Your answer should be every line of the records that contains the word "below".

(Data about app and page elements)
——————

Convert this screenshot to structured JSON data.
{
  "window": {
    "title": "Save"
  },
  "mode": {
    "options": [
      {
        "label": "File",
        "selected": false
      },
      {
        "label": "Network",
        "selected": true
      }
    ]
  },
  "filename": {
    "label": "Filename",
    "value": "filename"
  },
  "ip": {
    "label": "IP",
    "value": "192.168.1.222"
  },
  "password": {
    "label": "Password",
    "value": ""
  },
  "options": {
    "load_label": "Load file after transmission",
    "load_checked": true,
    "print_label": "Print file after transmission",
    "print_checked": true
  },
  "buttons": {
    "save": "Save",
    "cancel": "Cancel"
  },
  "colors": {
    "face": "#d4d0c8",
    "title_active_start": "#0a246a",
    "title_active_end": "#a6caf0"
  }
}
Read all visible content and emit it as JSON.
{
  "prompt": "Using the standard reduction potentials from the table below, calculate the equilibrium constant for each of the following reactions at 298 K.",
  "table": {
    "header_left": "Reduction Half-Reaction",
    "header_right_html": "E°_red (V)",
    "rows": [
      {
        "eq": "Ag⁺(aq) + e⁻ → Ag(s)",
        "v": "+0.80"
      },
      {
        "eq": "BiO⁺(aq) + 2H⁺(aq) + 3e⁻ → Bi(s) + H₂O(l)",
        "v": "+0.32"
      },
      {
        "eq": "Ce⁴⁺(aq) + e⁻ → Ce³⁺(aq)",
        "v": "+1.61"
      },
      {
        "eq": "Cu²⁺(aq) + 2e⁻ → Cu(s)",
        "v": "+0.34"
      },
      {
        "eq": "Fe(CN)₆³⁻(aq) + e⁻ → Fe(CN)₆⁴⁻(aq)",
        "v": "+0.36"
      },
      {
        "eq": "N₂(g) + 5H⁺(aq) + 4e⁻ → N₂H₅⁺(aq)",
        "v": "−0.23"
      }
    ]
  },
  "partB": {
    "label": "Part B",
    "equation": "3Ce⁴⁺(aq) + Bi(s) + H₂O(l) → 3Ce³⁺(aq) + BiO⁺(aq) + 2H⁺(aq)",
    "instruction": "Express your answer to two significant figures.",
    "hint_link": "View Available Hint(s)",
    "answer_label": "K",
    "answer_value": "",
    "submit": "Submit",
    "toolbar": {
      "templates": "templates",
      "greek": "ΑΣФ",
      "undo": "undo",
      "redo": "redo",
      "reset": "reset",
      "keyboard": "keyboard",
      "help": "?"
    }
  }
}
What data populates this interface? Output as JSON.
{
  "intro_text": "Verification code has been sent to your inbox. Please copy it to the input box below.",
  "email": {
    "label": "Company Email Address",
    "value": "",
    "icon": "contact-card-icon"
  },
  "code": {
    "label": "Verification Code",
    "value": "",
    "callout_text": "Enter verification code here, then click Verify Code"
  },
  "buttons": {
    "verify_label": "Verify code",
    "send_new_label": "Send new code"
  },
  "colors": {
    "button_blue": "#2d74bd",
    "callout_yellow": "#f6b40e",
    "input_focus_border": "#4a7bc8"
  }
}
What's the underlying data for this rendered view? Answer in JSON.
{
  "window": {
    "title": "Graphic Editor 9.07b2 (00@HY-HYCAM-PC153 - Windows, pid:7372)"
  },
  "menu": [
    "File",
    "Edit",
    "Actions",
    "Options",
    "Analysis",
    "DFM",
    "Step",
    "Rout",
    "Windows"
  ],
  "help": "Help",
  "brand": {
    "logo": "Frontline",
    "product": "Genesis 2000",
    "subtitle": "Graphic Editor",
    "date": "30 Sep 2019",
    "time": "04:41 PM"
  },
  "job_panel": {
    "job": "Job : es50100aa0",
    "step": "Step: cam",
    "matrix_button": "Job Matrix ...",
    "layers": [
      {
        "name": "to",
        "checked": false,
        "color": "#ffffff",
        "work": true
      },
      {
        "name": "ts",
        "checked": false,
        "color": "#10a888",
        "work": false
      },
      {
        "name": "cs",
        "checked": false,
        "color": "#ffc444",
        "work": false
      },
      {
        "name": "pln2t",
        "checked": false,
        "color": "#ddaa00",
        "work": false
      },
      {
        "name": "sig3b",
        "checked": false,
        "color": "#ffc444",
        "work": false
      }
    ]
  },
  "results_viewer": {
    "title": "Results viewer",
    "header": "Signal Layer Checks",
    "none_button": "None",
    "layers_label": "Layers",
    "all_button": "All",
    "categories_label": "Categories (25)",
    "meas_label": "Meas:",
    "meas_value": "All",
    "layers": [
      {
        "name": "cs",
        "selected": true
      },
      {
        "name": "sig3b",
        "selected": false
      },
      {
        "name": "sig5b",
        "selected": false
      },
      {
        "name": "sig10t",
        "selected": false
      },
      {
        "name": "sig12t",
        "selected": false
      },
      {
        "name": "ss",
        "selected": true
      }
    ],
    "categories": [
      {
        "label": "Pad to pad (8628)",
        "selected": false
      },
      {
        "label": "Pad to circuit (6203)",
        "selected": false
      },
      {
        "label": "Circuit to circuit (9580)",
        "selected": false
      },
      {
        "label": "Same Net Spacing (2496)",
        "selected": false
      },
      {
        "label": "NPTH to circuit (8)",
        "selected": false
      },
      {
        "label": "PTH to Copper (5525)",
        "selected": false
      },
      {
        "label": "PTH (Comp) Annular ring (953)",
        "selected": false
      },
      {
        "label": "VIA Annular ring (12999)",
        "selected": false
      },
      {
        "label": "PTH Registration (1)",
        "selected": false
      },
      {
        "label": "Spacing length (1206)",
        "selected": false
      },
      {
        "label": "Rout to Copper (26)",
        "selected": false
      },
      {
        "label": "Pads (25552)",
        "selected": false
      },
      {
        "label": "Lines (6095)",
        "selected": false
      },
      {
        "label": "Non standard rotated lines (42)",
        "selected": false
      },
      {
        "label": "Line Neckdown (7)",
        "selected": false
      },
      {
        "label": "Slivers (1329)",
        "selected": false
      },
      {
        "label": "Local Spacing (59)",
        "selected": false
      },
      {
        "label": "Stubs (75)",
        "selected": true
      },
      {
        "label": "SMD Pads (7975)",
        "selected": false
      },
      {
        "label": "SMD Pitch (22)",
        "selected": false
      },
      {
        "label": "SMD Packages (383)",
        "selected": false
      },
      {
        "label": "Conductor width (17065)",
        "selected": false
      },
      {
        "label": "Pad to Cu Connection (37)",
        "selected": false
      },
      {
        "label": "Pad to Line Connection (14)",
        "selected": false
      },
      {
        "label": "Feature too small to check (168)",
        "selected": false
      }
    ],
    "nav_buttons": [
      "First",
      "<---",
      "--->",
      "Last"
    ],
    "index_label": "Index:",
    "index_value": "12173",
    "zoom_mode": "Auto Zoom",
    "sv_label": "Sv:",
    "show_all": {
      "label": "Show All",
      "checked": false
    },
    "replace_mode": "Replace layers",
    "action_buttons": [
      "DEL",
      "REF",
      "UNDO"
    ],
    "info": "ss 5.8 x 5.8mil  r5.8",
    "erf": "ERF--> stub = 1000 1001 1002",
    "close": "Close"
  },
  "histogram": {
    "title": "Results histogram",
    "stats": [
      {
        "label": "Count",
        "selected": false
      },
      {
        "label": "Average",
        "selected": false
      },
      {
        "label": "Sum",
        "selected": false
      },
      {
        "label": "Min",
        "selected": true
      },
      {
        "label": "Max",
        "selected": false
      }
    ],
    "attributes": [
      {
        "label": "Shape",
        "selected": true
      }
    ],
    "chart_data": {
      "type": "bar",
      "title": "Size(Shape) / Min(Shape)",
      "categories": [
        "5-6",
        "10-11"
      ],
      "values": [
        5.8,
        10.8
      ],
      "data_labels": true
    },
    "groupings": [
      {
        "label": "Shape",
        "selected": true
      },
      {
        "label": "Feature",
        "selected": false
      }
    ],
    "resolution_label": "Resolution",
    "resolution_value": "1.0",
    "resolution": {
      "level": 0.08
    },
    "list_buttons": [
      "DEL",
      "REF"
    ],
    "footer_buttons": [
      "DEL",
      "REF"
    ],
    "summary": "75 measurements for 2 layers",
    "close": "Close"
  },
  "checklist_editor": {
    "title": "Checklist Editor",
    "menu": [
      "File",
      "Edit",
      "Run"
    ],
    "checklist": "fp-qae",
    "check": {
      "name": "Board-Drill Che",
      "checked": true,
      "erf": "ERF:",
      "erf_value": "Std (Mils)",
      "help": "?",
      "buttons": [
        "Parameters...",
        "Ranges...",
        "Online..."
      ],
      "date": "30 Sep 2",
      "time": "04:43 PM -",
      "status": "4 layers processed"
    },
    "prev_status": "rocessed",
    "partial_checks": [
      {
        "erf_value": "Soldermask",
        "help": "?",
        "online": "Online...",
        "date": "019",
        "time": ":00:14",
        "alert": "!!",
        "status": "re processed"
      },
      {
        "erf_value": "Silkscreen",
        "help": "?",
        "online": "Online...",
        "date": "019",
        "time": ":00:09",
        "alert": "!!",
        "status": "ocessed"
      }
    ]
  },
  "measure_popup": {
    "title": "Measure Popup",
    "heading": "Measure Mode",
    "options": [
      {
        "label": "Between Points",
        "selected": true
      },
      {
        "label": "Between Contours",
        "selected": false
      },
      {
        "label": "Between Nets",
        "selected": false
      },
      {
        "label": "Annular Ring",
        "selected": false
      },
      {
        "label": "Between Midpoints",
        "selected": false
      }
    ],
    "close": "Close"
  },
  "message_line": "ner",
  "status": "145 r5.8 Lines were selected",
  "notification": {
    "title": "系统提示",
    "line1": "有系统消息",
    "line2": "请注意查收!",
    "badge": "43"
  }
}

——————

» Task result:
  "prompt": "Using the standard reduction potentials from the table below, calculate the equilibrium constant for each of the following reactions at 298 K.",
  "intro_text": "Verification code has been sent to your inbox. Please copy it to the input box below.",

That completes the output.